START DATA TO PROCESS
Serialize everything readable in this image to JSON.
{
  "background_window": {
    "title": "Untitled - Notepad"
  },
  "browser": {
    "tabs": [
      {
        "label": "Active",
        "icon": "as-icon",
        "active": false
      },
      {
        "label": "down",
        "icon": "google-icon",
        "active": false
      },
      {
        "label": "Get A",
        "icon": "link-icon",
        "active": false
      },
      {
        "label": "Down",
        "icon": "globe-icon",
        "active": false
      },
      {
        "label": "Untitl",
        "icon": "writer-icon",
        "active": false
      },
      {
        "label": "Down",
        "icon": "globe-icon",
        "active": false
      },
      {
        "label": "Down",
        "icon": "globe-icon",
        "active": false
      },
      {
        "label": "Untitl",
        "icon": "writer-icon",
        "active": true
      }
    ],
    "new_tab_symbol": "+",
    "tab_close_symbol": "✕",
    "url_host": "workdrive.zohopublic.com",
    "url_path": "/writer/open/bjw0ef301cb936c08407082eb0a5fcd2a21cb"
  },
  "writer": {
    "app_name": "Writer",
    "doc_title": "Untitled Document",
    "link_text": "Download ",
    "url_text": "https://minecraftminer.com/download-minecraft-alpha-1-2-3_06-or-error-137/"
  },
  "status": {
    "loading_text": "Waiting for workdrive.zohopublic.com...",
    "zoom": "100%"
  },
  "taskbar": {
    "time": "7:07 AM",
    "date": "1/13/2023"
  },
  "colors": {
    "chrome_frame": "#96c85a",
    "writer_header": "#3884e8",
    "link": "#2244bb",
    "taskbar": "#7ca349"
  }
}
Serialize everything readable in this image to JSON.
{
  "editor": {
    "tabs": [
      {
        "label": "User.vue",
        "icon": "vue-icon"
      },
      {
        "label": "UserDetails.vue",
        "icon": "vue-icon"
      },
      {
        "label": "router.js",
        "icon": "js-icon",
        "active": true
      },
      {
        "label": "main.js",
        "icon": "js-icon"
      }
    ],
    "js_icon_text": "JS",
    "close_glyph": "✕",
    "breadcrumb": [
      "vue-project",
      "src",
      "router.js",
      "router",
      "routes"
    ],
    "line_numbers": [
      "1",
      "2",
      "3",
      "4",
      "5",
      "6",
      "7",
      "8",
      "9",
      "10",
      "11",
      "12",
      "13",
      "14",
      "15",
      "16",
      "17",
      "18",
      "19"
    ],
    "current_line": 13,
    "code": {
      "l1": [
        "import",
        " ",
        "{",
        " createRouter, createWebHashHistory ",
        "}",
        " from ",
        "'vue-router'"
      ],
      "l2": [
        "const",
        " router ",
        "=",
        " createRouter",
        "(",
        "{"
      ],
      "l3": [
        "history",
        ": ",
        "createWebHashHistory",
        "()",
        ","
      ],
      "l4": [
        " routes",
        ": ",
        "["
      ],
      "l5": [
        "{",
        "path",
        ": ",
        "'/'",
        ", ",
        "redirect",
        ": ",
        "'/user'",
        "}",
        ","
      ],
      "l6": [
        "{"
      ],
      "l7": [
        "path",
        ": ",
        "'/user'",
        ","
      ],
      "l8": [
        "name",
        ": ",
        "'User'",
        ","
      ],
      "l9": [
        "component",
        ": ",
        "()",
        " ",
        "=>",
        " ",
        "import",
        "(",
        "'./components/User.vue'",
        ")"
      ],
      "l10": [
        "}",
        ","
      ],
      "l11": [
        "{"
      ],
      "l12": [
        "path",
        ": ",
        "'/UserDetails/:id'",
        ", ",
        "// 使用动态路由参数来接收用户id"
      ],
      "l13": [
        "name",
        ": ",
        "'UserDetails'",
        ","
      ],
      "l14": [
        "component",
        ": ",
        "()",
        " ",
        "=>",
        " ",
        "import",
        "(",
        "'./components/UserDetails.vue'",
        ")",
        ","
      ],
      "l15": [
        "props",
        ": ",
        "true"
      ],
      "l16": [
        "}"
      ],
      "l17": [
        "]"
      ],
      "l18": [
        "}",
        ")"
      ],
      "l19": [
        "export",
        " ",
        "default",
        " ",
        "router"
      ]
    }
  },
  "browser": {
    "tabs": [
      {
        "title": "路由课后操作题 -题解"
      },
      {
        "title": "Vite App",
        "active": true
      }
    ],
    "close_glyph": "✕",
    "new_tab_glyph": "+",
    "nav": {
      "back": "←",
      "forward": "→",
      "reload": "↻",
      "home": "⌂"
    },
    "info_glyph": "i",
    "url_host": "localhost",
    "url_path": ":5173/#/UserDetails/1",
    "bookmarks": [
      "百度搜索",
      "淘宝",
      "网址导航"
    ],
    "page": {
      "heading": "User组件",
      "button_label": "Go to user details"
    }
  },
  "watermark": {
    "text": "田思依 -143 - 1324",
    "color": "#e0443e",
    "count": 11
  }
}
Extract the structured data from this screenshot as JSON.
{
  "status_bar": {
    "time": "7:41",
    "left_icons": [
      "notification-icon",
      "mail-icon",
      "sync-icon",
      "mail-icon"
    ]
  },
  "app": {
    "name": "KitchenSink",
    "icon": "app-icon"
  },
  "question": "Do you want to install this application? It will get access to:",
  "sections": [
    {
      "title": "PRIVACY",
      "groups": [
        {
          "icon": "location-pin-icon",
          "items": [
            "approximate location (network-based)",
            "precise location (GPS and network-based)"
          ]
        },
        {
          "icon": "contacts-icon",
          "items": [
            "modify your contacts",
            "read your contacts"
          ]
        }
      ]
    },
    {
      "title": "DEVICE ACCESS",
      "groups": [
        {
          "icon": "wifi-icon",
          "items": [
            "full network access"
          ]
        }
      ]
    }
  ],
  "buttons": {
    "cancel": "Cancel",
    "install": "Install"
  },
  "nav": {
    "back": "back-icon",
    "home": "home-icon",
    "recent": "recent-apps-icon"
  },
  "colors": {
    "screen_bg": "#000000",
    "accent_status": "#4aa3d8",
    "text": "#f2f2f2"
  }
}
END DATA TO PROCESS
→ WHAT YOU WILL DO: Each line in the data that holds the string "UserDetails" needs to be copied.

→ RESPONSE:
        "label": "UserDetails.vue",
        "'/UserDetails/:id'",
        "'UserDetails'",
        "'./components/UserDetails.vue'",
    "url_path": ":5173/#/UserDetails/1",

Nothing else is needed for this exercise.